**Directions for this task**
Repeat the data. Keep each line identical.

——————————

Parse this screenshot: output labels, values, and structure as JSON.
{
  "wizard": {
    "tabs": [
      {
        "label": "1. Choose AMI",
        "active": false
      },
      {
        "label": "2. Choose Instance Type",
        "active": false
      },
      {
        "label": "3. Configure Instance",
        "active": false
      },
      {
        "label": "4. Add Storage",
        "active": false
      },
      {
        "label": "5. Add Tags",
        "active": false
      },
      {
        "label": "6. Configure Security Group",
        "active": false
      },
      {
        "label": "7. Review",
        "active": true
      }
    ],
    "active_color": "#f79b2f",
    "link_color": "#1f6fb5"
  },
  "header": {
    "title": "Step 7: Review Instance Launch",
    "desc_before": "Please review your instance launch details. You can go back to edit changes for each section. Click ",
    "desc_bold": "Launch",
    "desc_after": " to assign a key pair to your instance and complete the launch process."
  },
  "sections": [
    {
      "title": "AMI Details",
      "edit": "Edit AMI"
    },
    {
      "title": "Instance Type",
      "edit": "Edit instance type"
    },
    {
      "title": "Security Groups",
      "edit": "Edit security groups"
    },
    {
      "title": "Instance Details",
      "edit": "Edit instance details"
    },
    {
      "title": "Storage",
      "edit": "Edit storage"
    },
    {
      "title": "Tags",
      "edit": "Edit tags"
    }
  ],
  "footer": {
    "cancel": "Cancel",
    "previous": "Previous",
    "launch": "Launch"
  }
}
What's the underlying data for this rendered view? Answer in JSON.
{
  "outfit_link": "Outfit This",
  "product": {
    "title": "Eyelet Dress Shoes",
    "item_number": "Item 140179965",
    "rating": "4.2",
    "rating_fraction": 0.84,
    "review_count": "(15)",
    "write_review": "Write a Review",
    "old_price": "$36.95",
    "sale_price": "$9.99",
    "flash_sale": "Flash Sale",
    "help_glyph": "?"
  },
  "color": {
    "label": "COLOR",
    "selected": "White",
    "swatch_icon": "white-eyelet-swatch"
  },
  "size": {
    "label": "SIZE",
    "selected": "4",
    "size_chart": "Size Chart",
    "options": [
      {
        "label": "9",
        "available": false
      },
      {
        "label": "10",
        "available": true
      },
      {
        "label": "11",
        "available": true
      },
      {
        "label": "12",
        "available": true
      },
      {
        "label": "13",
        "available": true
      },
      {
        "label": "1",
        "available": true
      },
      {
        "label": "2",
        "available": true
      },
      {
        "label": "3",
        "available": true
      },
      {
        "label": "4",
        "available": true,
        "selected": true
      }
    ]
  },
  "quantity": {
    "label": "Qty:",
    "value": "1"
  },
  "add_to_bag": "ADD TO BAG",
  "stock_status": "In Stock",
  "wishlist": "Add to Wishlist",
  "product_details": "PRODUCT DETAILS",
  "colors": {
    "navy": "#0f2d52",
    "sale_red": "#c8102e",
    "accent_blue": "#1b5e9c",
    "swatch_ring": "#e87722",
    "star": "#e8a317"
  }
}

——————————

**Answer to this exercise**
Parse this screenshot: output labels, values, and structure as JSON.
{
  "wizard": {
    "tabs": [
      {
        "label": "1. Choose AMI",
        "active": false
      },
      {
        "label": "2. Choose Instance Type",
        "active": false
      },
      {
        "label": "3. Configure Instance",
        "active": false
      },
      {
        "label": "4. Add Storage",
        "active": false
      },
      {
        "label": "5. Add Tags",
        "active": false
      },
      {
        "label": "6. Configure Security Group",
        "active": false
      },
      {
        "label": "7. Review",
        "active": true
      }
    ],
    "active_color": "#f79b2f",
    "link_color": "#1f6fb5"
  },
  "header": {
    "title": "Step 7: Review Instance Launch",
    "desc_before": "Please review your instance launch details. You can go back to edit changes for each section. Click ",
    "desc_bold": "Launch",
    "desc_after": " to assign a key pair to your instance and complete the launch process."
  },
  "sections": [
    {
      "title": "AMI Details",
      "edit": "Edit AMI"
    },
    {
      "title": "Instance Type",
      "edit": "Edit instance type"
    },
    {
      "title": "Security Groups",
      "edit": "Edit security groups"
    },
    {
      "title": "Instance Details",
      "edit": "Edit instance details"
    },
    {
      "title": "Storage",
      "edit": "Edit storage"
    },
    {
      "title": "Tags",
      "edit": "Edit tags"
    }
  ],
  "footer": {
    "cancel": "Cancel",
    "previous": "Previous",
    "launch": "Launch"
  }
}
What's the underlying data for this rendered view? Answer in JSON.
{
  "outfit_link": "Outfit This",
  "product": {
    "title": "Eyelet Dress Shoes",
    "item_number": "Item 140179965",
    "rating": "4.2",
    "rating_fraction": 0.84,
    "review_count": "(15)",
    "write_review": "Write a Review",
    "old_price": "$36.95",
    "sale_price": "$9.99",
    "flash_sale": "Flash Sale",
    "help_glyph": "?"
  },
  "color": {
    "label": "COLOR",
    "selected": "White",
    "swatch_icon": "white-eyelet-swatch"
  },
  "size": {
    "label": "SIZE",
    "selected": "4",
    "size_chart": "Size Chart",
    "options": [
      {
        "label": "9",
        "available": false
      },
      {
        "label": "10",
        "available": true
      },
      {
        "label": "11",
        "available": true
      },
      {
        "label": "12",
        "available": true
      },
      {
        "label": "13",
        "available": true
      },
      {
        "label": "1",
        "available": true
      },
      {
        "label": "2",
        "available": true
      },
      {
        "label": "3",
        "available": true
      },
      {
        "label": "4",
        "available": true,
        "selected": true
      }
    ]
  },
  "quantity": {
    "label": "Qty:",
    "value": "1"
  },
  "add_to_bag": "ADD TO BAG",
  "stock_status": "In Stock",
  "wishlist": "Add to Wishlist",
  "product_details": "PRODUCT DETAILS",
  "colors": {
    "navy": "#0f2d52",
    "sale_red": "#c8102e",
    "accent_blue": "#1b5e9c",
    "swatch_ring": "#e87722",
    "star": "#e8a317"
  }
}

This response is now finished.